For a long time, most color printers were too expensive for the home and not good enough for the office. Now, both drawbacks are gone. Today's ink jet color printers are not only affordable, but their quality is good enough to impress both your clients and your 6-year-old.
For many users, an ink jet color printer makes more sense than a laser printer. I can't think of any reason to buy an old-style dot matrix printer anymore, unless you need it for carbon-copy forms.
Ink jet printers work by spraying tiny dots of ink on the paper. The technology has been around for a number of years, but it's been improved lately so that the output quality is only slightly lower than what you get with a laser printer, the highest-quality class of machines.
For many applications, including letters and reports, you'll be hard-pressed to tell the difference between a good ink jet and a laser printer.
Laser printers provide a sharper image and are faster, too. A typical office laser printer operates at about eight pages a minute while less expensive, personal laser printers usually run at four to six pages a minute. Ink jet printers typically operate at three to six pages per minute in black and about half that speed when printing in color.
I have both types of printers and, except for the rare occasions when I'm printing a manuscript for an upcoming book, I almost always use my color ink jet rather than my laser printer.
Leading color ink jet printer makers include Hewlett-Packard, Canon, Epson and Lexmark. More important than brand name, however, are the printer's features.
All the companies offer a low-end version which is, essentially, a black and white printer that can be upgraded by replacing the black cartridge with a three- or four-color cartridge. These typically start at about $250 and aren't bad if you mainly plan to print in black.
When using the color cartridge, the machine prints black by mixing various colors. The result isn't as good as black ink and costs more per page. And it's a hassle to remove and insert cartridges.
I highly recommend a printer that lets you use both black and color cartridges at the same time. The Hewlett-Packard DeskJet 660c, about $400, is a good moderately priced color and black printer that can do that. It's easy to set up and use and the text looks quite good. Expect to get about three to four pages per minute in black -- about the same as a low-cost personal laser printer -- and about one page per minute in color.

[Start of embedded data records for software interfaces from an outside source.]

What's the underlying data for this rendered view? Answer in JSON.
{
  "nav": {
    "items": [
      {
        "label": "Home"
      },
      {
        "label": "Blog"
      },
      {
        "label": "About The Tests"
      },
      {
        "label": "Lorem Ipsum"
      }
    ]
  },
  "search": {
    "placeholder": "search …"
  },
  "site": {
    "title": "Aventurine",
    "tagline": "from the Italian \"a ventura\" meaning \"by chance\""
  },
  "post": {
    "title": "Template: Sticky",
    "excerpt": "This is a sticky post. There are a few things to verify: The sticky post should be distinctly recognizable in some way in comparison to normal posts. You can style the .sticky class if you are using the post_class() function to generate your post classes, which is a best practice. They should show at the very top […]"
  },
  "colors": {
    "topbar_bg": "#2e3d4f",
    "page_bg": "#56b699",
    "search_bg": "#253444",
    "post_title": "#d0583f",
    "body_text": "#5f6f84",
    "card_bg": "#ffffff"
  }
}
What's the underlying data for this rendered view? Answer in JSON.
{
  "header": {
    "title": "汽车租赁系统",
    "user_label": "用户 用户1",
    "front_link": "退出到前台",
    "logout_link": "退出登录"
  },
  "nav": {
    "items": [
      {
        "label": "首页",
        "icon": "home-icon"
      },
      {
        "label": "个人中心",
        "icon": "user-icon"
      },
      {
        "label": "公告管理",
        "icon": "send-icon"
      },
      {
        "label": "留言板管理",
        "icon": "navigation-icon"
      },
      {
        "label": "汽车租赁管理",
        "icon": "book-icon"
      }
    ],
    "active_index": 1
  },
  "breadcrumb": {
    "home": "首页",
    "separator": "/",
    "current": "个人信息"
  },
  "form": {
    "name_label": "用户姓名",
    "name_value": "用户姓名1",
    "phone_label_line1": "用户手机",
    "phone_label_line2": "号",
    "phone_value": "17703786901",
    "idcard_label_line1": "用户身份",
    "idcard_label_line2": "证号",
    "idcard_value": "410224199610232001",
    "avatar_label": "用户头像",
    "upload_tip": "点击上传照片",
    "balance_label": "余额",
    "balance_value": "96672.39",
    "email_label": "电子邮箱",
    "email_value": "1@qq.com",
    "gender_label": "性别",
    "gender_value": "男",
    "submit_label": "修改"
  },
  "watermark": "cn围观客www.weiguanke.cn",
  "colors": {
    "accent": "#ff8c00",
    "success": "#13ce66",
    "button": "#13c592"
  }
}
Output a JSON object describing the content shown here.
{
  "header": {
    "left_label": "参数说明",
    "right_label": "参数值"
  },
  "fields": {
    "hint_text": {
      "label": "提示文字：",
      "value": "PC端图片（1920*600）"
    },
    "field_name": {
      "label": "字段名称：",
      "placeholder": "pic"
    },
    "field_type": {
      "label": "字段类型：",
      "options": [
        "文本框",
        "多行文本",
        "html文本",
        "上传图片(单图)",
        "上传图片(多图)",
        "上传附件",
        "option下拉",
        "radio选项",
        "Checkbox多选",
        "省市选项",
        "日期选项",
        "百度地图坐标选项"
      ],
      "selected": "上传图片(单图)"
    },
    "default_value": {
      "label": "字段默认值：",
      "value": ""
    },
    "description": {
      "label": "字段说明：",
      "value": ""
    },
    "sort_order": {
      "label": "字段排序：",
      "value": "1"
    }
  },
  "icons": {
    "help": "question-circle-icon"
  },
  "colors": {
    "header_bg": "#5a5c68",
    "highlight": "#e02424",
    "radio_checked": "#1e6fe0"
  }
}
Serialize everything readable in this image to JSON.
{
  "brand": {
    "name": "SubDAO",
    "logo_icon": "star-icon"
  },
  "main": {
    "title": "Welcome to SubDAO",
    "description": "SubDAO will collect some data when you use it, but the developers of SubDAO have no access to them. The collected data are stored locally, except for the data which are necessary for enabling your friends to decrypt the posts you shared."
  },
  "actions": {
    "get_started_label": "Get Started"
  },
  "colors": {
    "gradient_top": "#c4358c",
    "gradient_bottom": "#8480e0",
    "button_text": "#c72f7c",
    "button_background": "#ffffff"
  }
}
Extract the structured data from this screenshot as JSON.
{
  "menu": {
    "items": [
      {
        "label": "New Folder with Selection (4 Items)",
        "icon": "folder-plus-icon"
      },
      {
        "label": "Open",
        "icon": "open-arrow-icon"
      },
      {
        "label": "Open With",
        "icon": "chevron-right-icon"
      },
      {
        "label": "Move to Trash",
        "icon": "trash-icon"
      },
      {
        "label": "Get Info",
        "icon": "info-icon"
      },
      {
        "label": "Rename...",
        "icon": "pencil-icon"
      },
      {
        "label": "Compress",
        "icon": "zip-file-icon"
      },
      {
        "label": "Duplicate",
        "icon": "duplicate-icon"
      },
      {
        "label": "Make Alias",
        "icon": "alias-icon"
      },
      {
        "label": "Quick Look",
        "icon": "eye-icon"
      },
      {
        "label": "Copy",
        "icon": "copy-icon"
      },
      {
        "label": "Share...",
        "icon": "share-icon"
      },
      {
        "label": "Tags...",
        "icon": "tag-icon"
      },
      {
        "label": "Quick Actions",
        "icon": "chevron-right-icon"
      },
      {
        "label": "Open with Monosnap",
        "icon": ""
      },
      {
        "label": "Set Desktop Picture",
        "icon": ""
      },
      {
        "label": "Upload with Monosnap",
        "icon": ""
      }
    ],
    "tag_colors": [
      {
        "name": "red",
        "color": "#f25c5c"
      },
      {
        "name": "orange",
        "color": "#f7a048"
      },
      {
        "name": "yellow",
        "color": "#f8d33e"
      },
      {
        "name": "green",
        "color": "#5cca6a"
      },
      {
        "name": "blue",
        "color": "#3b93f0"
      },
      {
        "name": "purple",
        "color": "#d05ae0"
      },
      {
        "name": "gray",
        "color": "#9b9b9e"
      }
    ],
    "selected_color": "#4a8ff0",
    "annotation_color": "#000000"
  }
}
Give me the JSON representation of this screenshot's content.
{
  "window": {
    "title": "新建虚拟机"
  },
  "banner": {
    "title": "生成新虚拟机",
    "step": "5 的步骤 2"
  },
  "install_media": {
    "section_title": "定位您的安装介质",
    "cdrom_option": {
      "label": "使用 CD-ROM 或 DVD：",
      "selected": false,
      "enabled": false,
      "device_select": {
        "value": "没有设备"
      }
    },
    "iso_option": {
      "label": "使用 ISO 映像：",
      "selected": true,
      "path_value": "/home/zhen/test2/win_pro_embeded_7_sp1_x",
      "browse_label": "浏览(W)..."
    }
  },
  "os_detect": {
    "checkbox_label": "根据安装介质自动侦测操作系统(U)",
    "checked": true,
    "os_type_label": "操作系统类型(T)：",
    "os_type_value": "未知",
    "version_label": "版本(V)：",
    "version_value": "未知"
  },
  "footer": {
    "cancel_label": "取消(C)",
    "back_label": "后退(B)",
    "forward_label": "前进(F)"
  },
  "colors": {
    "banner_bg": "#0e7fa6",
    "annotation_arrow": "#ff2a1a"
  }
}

Canon makes several color model. The one I like the best, for general use, is the new BJC 4100, which costs about $350. It is capable of very high resolution (720 by 320 dots) black and white, as well as excellent color. The speed, at standard resolution, is up to five pages a minute in black. Paper handling is good and Canon has simplified operation by minimizing the number of controls.
This printer does handle both black and color ink at the same time, however, if you opt for both cartridges at once, you have to use a small black cartridge that's good for between 100 and 150 pages at a cost of up to 7.5 cents a page. You can lower your cost dramatically by using Canon's high-capacity black cartridge (900 pages at a cost of about 3 cents per page), but you can't use that cartridge at the same time as the color one. Epson and Hewlett-Packard don't put you in that predicament, allowing you to mingle large black and color cartridges in their models.
The Epson Color Stylus was once my favorite printer and its newest version, the Color Stylus II ($450), is even better. The black text is good, though not outstanding, but the color is amazing. If you're willing to use Epson's special paper, you'll get results that may wean you from your local photo store.
I used the printer to create some very professional-looking publicity flyers with a color photo. I also used it last year to create great holiday greeting cards. The machine is a bit loud and it's not as fast as the competition, but the color is spectacular.
My current favorite printer is the Hewlett-Packard DeskJet 550c. It's bit more expensive than the rest, but if you plan to print a lot, it might be worth its $550 price. The printer can handle up to six pages a minute in black and about three pages in color. The quality of the black ink is near laser-like and the color is quite good. Like all Hewlett-Packard printers, the machine is very rugged, which is why you often find HP printers in schools.
When evaluating printers, consider cost per page, speed in both black and white and color, paper handling -- it should take at least 100 sheets and be able to print envelopes and card stock -- and quality of printing. And, of course, look for a good warranty and technical support offered through a toll-free telephone call. Lawrence Magid's e-mail address is email@example.com